* **Exercise brief**
Each line of the records below needs repeating exactly. Skip the pictures.

# # #

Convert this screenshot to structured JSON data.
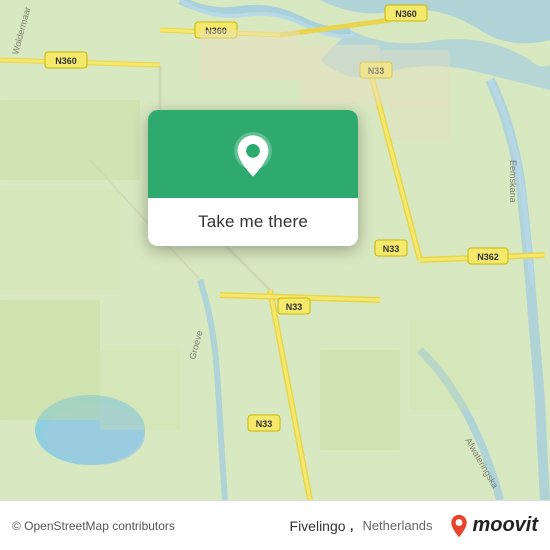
{
  "map": {
    "attribution": "© OpenStreetMap contributors",
    "background_color": "#d8e8c0"
  },
  "roads": [
    {
      "label": "N360",
      "color": "#f5c842"
    },
    {
      "label": "N33",
      "color": "#f5c842"
    },
    {
      "label": "N362",
      "color": "#f5c842"
    }
  ],
  "popup": {
    "button_label": "Take me there",
    "icon": "location-pin"
  },
  "footer": {
    "attribution": "© OpenStreetMap contributors",
    "location_name": "Fivelingo",
    "country": "Netherlands"
  },
  "moovit": {
    "name": "moovit",
    "pin_color": "#e8432d"
  }
}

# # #

* **Answer space**
Convert this screenshot to structured JSON data.
{
  "map": {
    "attribution": "© OpenStreetMap contributors",
    "background_color": "#d8e8c0"
  },
  "roads": [
    {
      "label": "N360",
      "color": "#f5c842"
    },
    {
      "label": "N33",
      "color": "#f5c842"
    },
    {
      "label": "N362",
      "color": "#f5c842"
    }
  ],
  "popup": {
    "button_label": "Take me there",
    "icon": "location-pin"
  },
  "footer": {
    "attribution": "© OpenStreetMap contributors",
    "location_name": "Fivelingo",
    "country": "Netherlands"
  },
  "moovit": {
    "name": "moovit",
    "pin_color": "#e8432d"
  }
}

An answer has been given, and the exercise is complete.